- [WHAT TO DO]:
Wherever "Draw" occurs in the entries, copy the line that holds it.

- [RECORD EXCERPTS]:
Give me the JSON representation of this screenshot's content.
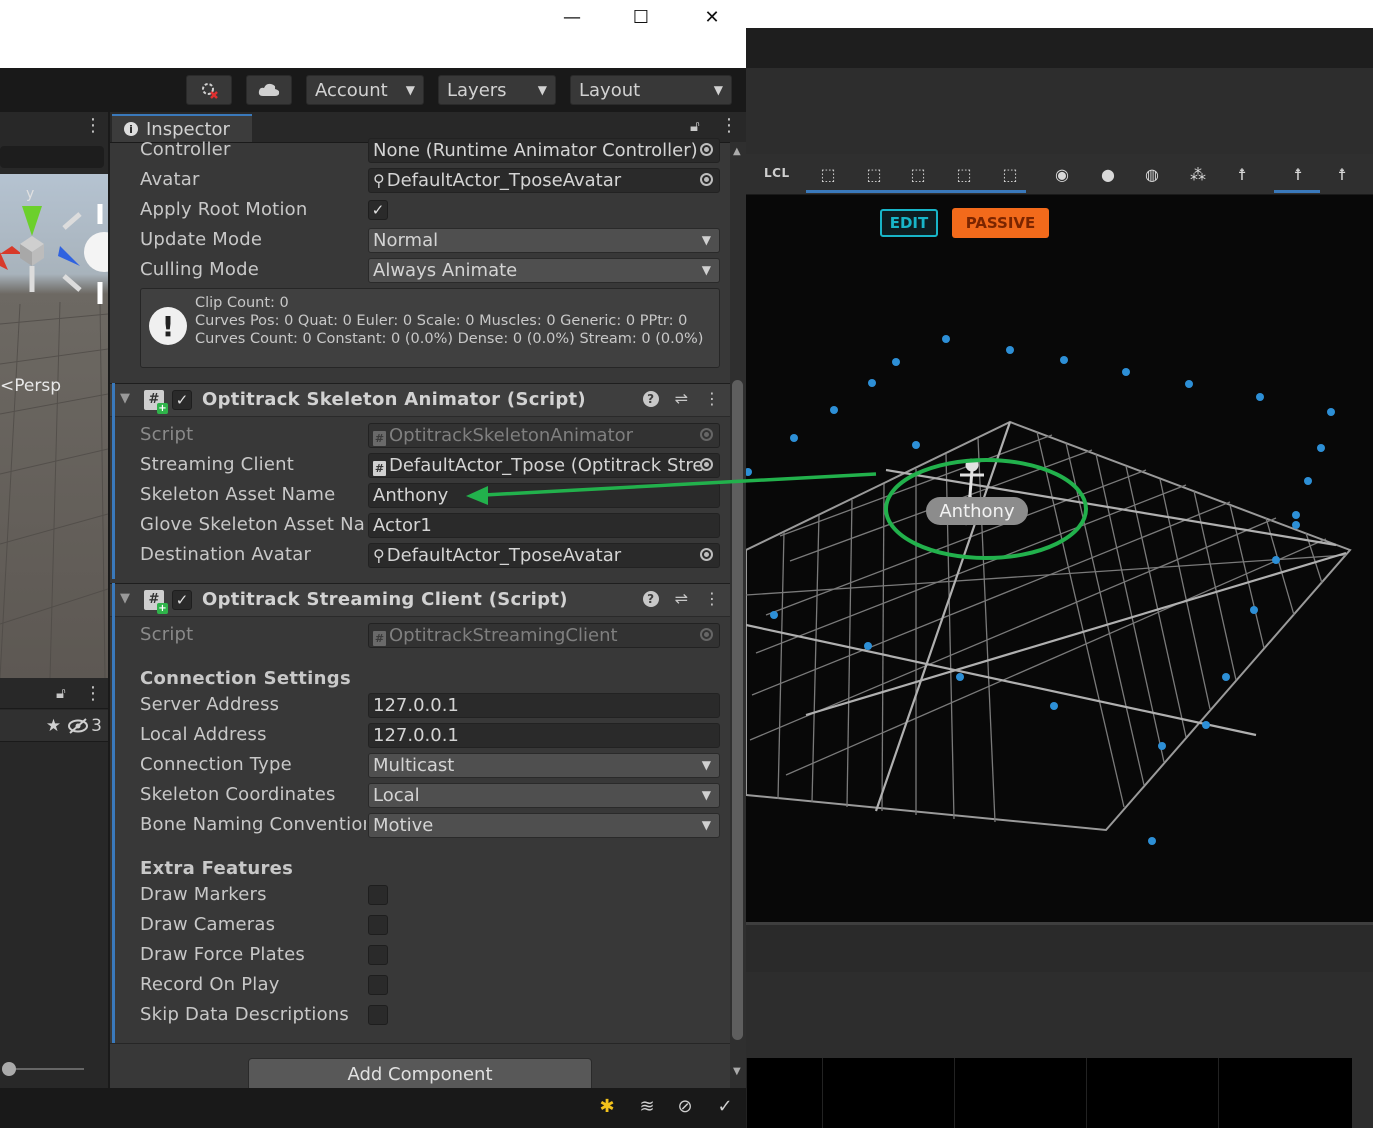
{
  "window": {
    "minimize_glyph": "—",
    "maximize_glyph": "☐",
    "close_glyph": "✕"
  },
  "toolbar": {
    "account_label": "Account",
    "layers_label": "Layers",
    "layout_label": "Layout",
    "dropdown_glyph": "▼"
  },
  "scene": {
    "axis_y": "y",
    "persp_label": "Persp",
    "visibility_count": "3"
  },
  "inspector": {
    "tab_label": "Inspector",
    "animator": {
      "controller_label": "Controller",
      "controller_value": "None (Runtime Animator Controller)",
      "avatar_label": "Avatar",
      "avatar_value": "DefaultActor_TposeAvatar",
      "apply_root_motion_label": "Apply Root Motion",
      "apply_root_motion_checked": "✓",
      "update_mode_label": "Update Mode",
      "update_mode_value": "Normal",
      "culling_mode_label": "Culling Mode",
      "culling_mode_value": "Always Animate",
      "help_lines": [
        "Clip Count: 0",
        "Curves Pos: 0 Quat: 0 Euler: 0 Scale: 0 Muscles: 0 Generic: 0 PPtr: 0",
        "Curves Count: 0 Constant: 0 (0.0%) Dense: 0 (0.0%) Stream: 0 (0.0%)"
      ]
    },
    "skeleton_animator": {
      "title": "Optitrack Skeleton Animator (Script)",
      "enabled_mark": "✓",
      "script_label": "Script",
      "script_value": "OptitrackSkeletonAnimator",
      "streaming_client_label": "Streaming Client",
      "streaming_client_value": "DefaultActor_Tpose (Optitrack Stre",
      "skeleton_asset_name_label": "Skeleton Asset Name",
      "skeleton_asset_name_value": "Anthony",
      "glove_skeleton_label": "Glove Skeleton Asset Nan",
      "glove_skeleton_value": "Actor1",
      "destination_avatar_label": "Destination Avatar",
      "destination_avatar_value": "DefaultActor_TposeAvatar"
    },
    "streaming_client": {
      "title": "Optitrack Streaming Client (Script)",
      "enabled_mark": "✓",
      "script_label": "Script",
      "script_value": "OptitrackStreamingClient",
      "connection_settings_title": "Connection Settings",
      "server_address_label": "Server Address",
      "server_address_value": "127.0.0.1",
      "local_address_label": "Local Address",
      "local_address_value": "127.0.0.1",
      "connection_type_label": "Connection Type",
      "connection_type_value": "Multicast",
      "skeleton_coordinates_label": "Skeleton Coordinates",
      "skeleton_coordinates_value": "Local",
      "bone_naming_label": "Bone Naming Convention",
      "bone_naming_value": "Motive",
      "extra_features_title": "Extra Features",
      "draw_markers_label": "Draw Markers",
      "draw_cameras_label": "Draw Cameras",
      "draw_force_plates_label": "Draw Force Plates",
      "record_on_play_label": "Record On Play",
      "skip_data_descriptions_label": "Skip Data Descriptions"
    },
    "add_component_label": "Add Component"
  },
  "motive": {
    "lcl_label": "LCL",
    "edit_label": "EDIT",
    "passive_label": "PASSIVE",
    "skeleton_label": "Anthony",
    "annotation_color": "#22b14c",
    "marker_color": "#2d8fd6"
  }
}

- [EXERCISE ANSWER]:
      "draw_markers_label": "Draw Markers",
      "draw_cameras_label": "Draw Cameras",
      "draw_force_plates_label": "Draw Force Plates",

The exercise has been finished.